  6. ^ Black, Clint. "'"The Goodnight Lovin. CowboyLyrics.com. Retrieved 19 September 2014. 

External links

  • Raton Tunnel
  • , a National Park Service Teaching with Historic Places (TwHP) lesson plan“Glorieta and Raton Passes: Gateways to the Southwest”
  • Raton Line: The Original Santa Fe Transcontinental, a railroad history of Raton Pass
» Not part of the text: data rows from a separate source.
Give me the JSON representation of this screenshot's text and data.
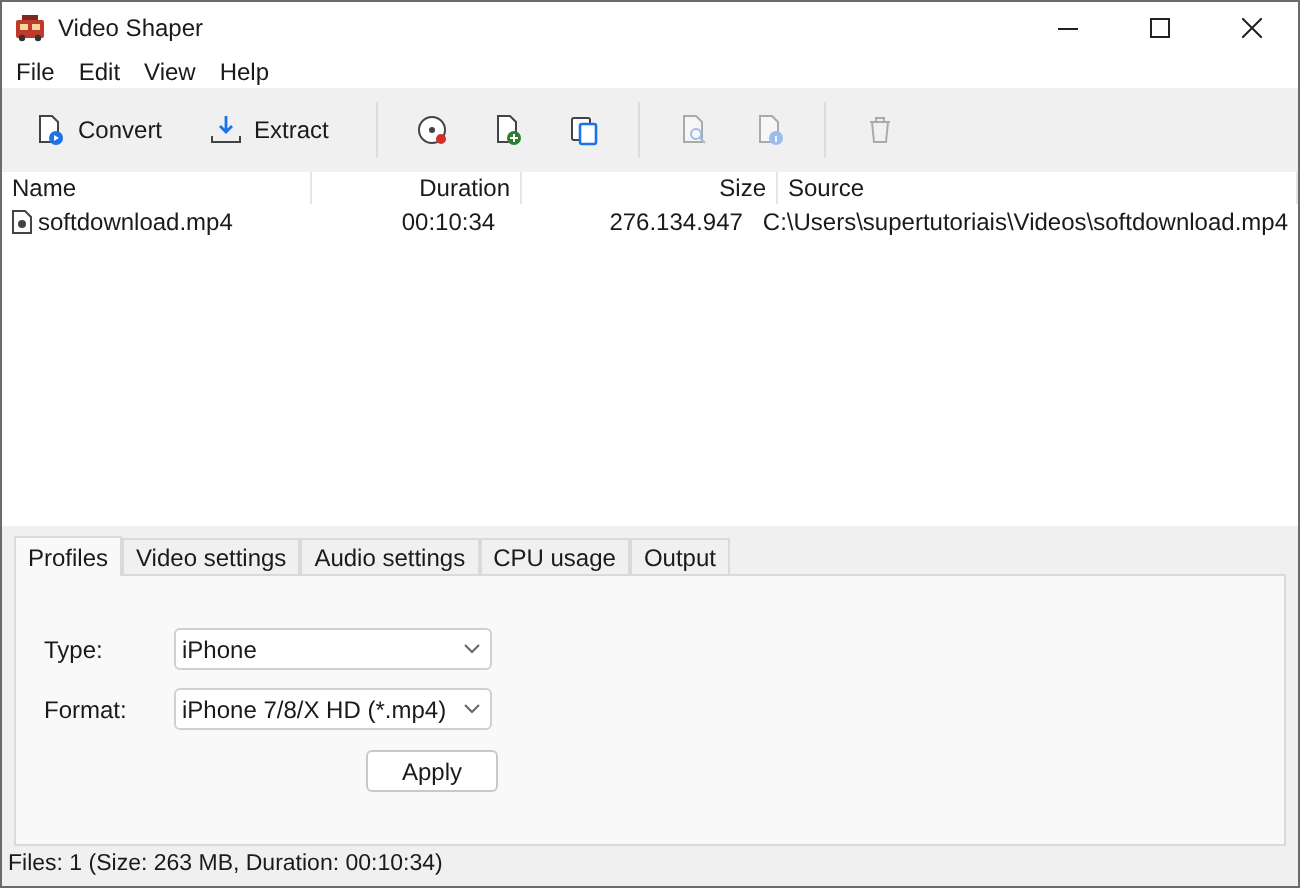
{
  "window": {
    "title": "Video Shaper"
  },
  "menu": [
    "File",
    "Edit",
    "View",
    "Help"
  ],
  "toolbar": [
    {
      "label": "Convert",
      "disabled": false
    },
    {
      "label": "Extract",
      "disabled": false
    },
    {
      "disabled": false
    },
    {
      "disabled": false
    },
    {
      "disabled": false
    },
    {
      "disabled": true
    },
    {
      "disabled": true
    },
    {
      "disabled": true
    }
  ],
  "table": {
    "columns": [
      "Name",
      "Duration",
      "Size",
      "Source"
    ],
    "rows": [
      [
        "softdownload.mp4",
        "00:10:34",
        "276.134.947",
        "C:\\Users\\supertutoriais\\Videos\\softdownload.mp4"
      ]
    ]
  },
  "tabs": [
    {
      "label": "Profiles",
      "selected": true
    },
    {
      "label": "Video settings",
      "selected": false
    },
    {
      "label": "Audio settings",
      "selected": false
    },
    {
      "label": "CPU usage",
      "selected": false
    },
    {
      "label": "Output",
      "selected": false
    }
  ],
  "fields": [
    {
      "label": "Type:",
      "value": "iPhone"
    },
    {
      "label": "Format:",
      "value": "iPhone 7/8/X HD (*.mp4)"
    }
  ],
  "apply_button": "Apply",
  "status_bar": "Files: 1 (Size: 263 MB, Duration: 00:10:34)"
}
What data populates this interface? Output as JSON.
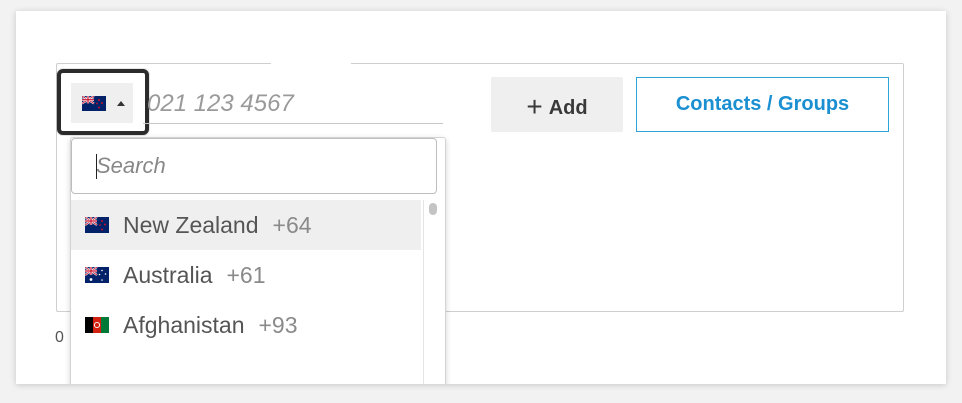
{
  "phone": {
    "placeholder": "021 123 4567",
    "selected_country_flag": "nz-flag-icon"
  },
  "actions": {
    "add_label": "Add",
    "add_icon": "plus-icon",
    "contacts_label": "Contacts / Groups"
  },
  "dropdown": {
    "search_placeholder": "Search",
    "items": [
      {
        "name": "New Zealand",
        "code": "+64",
        "flag": "nz-flag-icon",
        "active": true
      },
      {
        "name": "Australia",
        "code": "+61",
        "flag": "au-flag-icon",
        "active": false
      },
      {
        "name": "Afghanistan",
        "code": "+93",
        "flag": "af-flag-icon",
        "active": false
      }
    ]
  },
  "stray_text": "0",
  "colors": {
    "accent": "#1a8fd1",
    "accent_border": "#2ea3d6",
    "active_row": "#efefef"
  }
}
This article was sourced from Creative Commons Attribution-ShareAlike License; additional terms may apply. World Heritage Encyclopedia content is assembled from numerous content providers, Open Access Publishing, and in compliance with The Fair Access to Science and Technology Research Act (FASTR), Wikimedia Foundation, Inc., Public Library of Science, The Encyclopedia of Life, Open Book Publishers (OBP), PubMed, U.S. National Library of Medicine, National Center for Biotechnology Information, U.S. National Library of Medicine, National Institutes of Health (NIH), U.S. Department of Health & Human Services, and USA.gov, which sources content from all federal, state, local, tribal, and territorial government publication portals (.gov, .mil, .edu). Funding for USA.gov and content contributors is made possible from the U.S. Congress, E-Government Act of 2002.
 
Crowd sourced content that is contributed to World Heritage Encyclopedia is peer reviewed and edited by our editorial staff to ensure quality scholarly research articles.
 
By using this site, you agree to the Terms of Use and Privacy Policy. World Heritage Encyclopedia™ is a registered trademark of the World Public Library Association, a non-profit organization.
 


Copyright © World Library Foundation. All rights reserved. eBooks from Project Gutenberg are sponsored by the World Library Foundation,
a 501c(4) Member's Support Non-Profit Organization, and is NOT affiliated with any governmental agency or department.